In ballet, you spend hours upon hours, holding in your stomach tight, squeezing the butt,  holding your shoulders open and straight, and stretching your spine tall.  This description of ballet technique makes a dancer sound like a stiff board, but in fact, the ballerina looks smooth and fluid, because she has refined her core strength into almost mechanical perfection.

The most beautiful Brazilian Jiu Jitsu, like ballet, is also graceful.  The movements are grounded in hours of practice that start off looking rigid, but over time, the practitioner slowly sculpts away the extraneous rocks of unnecessary movement.  All that is left is pure clarity of movement, giant and gentle crashing waves from an ocean of the clearest aqua blue.

The warm-up I do before a Brazilian Jiu Jitsu class is completely stolen from ballet class.  I start with joints.  Head, shoulders, elbows, wrists, hips, knees, ankles, and then I move on to the muscles and spine.  In guard, I am hyper aware of my posture.  If someone attempts a sweep, it's my stomach and butt muscles that come to my rescue before my legs.  If I practice a throw, my knees and ankles had better be in order.  In Arnis, we practice "rebalancing," which is the practice of staying slightly up on the toes, and constantly moving your feet to reestablish your balance quickly when your opponent swings the baston at your head and you move out of the way.  The rebalancing in Arnis would not be possible without a strong core to assist with speed and direction, and an awareness of proper alignment.

The reason I mention all this, is today Fabio was demonstrating a choke originating from the guard (bottom position).  Fabio has particularly long arms and knows how to maximize their reach.  I remember the first time I felt the power of that space station when I was going merrily along passing his guard, and his left arm crept sneakily around my neck and choked me.   Today, I was watching him demonstrate this same ability and I realized, it's Swan Lake!

When a ballerina rehearses the Odette role in Swan Lake, she will spend countless hours practicing the up and down "flying" movement of her arms.  Seasoned ballerinas who have performed the role many times will still, at the beginning of the season, practice this movement over and over.  Watching a skilled ballerina perform this delicate technique is impressive.  You watch her and think, okay, her elbows must have been surgically removed because the movement just flows like a silk scarf in the wind.  In fact, she has learned how to create magic before your eyes.  And that's what I saw today.  Fabio's arm reached around my classmate's neck and I realized, this technique, when performed correctly, is as effortless and graceful as the regal 8-foot moving wingspan of a swan.

I am so many years removed from my last ballet class, and yet here it is, in Brazilian Jiu Jitsu class.  

October 30, 2016

44 Page Views today from Bangladesh?
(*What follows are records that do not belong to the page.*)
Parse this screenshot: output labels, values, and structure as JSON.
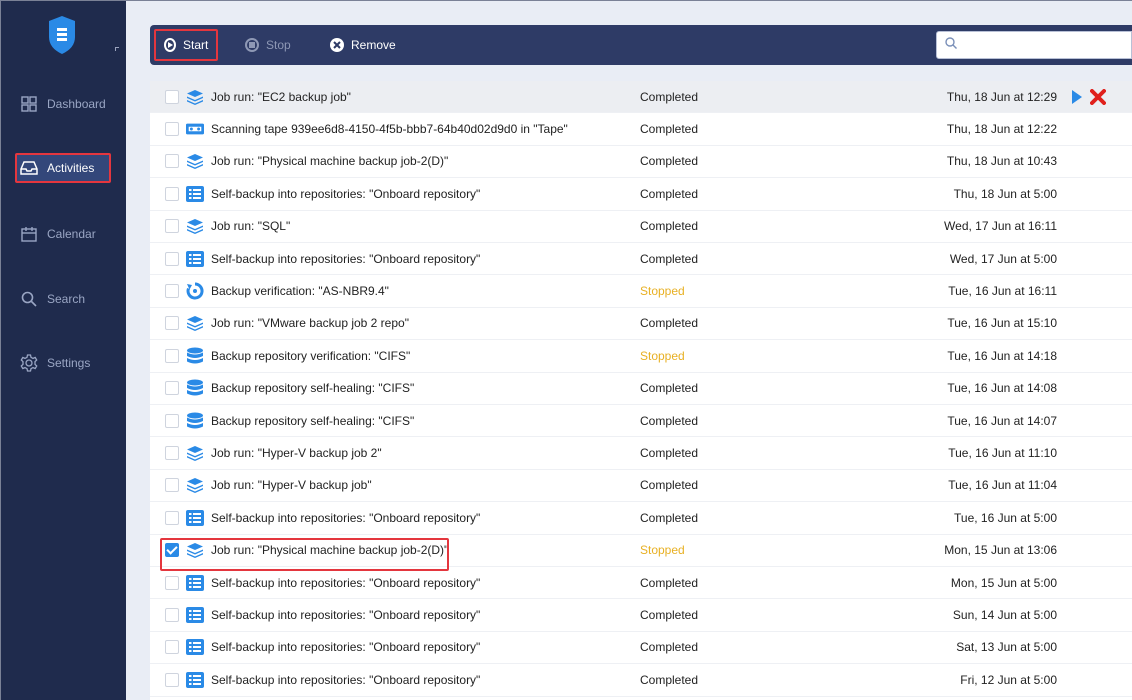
{
  "sidebar": {
    "items": [
      {
        "label": "Dashboard",
        "icon": "dashboard-icon"
      },
      {
        "label": "Activities",
        "icon": "inbox-icon",
        "active": true
      },
      {
        "label": "Calendar",
        "icon": "calendar-icon"
      },
      {
        "label": "Search",
        "icon": "search-icon"
      },
      {
        "label": "Settings",
        "icon": "gear-icon"
      }
    ]
  },
  "toolbar": {
    "start_label": "Start",
    "stop_label": "Stop",
    "remove_label": "Remove",
    "search_placeholder": ""
  },
  "colors": {
    "sidebar_bg": "#1f2b4d",
    "toolbar_bg": "#2e3b66",
    "highlight": "#e4363e",
    "stopped": "#e8b023",
    "icon_blue": "#2a8ae6",
    "delete_red": "#e0201c"
  },
  "activities": [
    {
      "icon": "job-icon",
      "name": "Job run: \"EC2 backup job\"",
      "status": "Completed",
      "date": "Thu, 18 Jun at 12:29",
      "checked": false
    },
    {
      "icon": "tape-icon",
      "name": "Scanning tape 939ee6d8-4150-4f5b-bbb7-64b40d02d9d0 in \"Tape\"",
      "status": "Completed",
      "date": "Thu, 18 Jun at 12:22",
      "checked": false
    },
    {
      "icon": "job-icon",
      "name": "Job run: \"Physical machine backup job-2(D)\"",
      "status": "Completed",
      "date": "Thu, 18 Jun at 10:43",
      "checked": false
    },
    {
      "icon": "self-backup-icon",
      "name": "Self-backup into repositories: \"Onboard repository\"",
      "status": "Completed",
      "date": "Thu, 18 Jun at 5:00",
      "checked": false
    },
    {
      "icon": "job-icon",
      "name": "Job run: \"SQL\"",
      "status": "Completed",
      "date": "Wed, 17 Jun at 16:11",
      "checked": false
    },
    {
      "icon": "self-backup-icon",
      "name": "Self-backup into repositories: \"Onboard repository\"",
      "status": "Completed",
      "date": "Wed, 17 Jun at 5:00",
      "checked": false
    },
    {
      "icon": "verification-icon",
      "name": "Backup verification: \"AS-NBR9.4\"",
      "status": "Stopped",
      "date": "Tue, 16 Jun at 16:11",
      "checked": false
    },
    {
      "icon": "job-icon",
      "name": "Job run: \"VMware backup job 2 repo\"",
      "status": "Completed",
      "date": "Tue, 16 Jun at 15:10",
      "checked": false
    },
    {
      "icon": "repository-icon",
      "name": "Backup repository verification: \"CIFS\"",
      "status": "Stopped",
      "date": "Tue, 16 Jun at 14:18",
      "checked": false
    },
    {
      "icon": "repository-icon",
      "name": "Backup repository self-healing: \"CIFS\"",
      "status": "Completed",
      "date": "Tue, 16 Jun at 14:08",
      "checked": false
    },
    {
      "icon": "repository-icon",
      "name": "Backup repository self-healing: \"CIFS\"",
      "status": "Completed",
      "date": "Tue, 16 Jun at 14:07",
      "checked": false
    },
    {
      "icon": "job-icon",
      "name": "Job run: \"Hyper-V backup job 2\"",
      "status": "Completed",
      "date": "Tue, 16 Jun at 11:10",
      "checked": false
    },
    {
      "icon": "job-icon",
      "name": "Job run: \"Hyper-V backup job\"",
      "status": "Completed",
      "date": "Tue, 16 Jun at 11:04",
      "checked": false
    },
    {
      "icon": "self-backup-icon",
      "name": "Self-backup into repositories: \"Onboard repository\"",
      "status": "Completed",
      "date": "Tue, 16 Jun at 5:00",
      "checked": false
    },
    {
      "icon": "job-icon",
      "name": "Job run: \"Physical machine backup job-2(D)\"",
      "status": "Stopped",
      "date": "Mon, 15 Jun at 13:06",
      "checked": true
    },
    {
      "icon": "self-backup-icon",
      "name": "Self-backup into repositories: \"Onboard repository\"",
      "status": "Completed",
      "date": "Mon, 15 Jun at 5:00",
      "checked": false
    },
    {
      "icon": "self-backup-icon",
      "name": "Self-backup into repositories: \"Onboard repository\"",
      "status": "Completed",
      "date": "Sun, 14 Jun at 5:00",
      "checked": false
    },
    {
      "icon": "self-backup-icon",
      "name": "Self-backup into repositories: \"Onboard repository\"",
      "status": "Completed",
      "date": "Sat, 13 Jun at 5:00",
      "checked": false
    },
    {
      "icon": "self-backup-icon",
      "name": "Self-backup into repositories: \"Onboard repository\"",
      "status": "Completed",
      "date": "Fri, 12 Jun at 5:00",
      "checked": false
    }
  ]
}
Hello from San Diego!

Occasionally I get a kick out of looking at the "Audience" stats for this blog.  Imagine my shock today when I saw 44 page views from Bangladesh.  Really?  Bangladesh?  A person, or some people, are reading this in Bangladesh?

I googled "Brazilian Jiu Jitsu Bangladesh," which much to my surprise, produced an article about women slowly scratching a presence into the Bangladesh jiu jitsu world.  Long story short, it is/will be, a long story.  Ladies in the martial arts world in Bangladesh, I salute you.

Read on:http://milkblitzstreetbomb.com/bjj/women-bjj-gender-issues-bangladesh/

Deborah Clem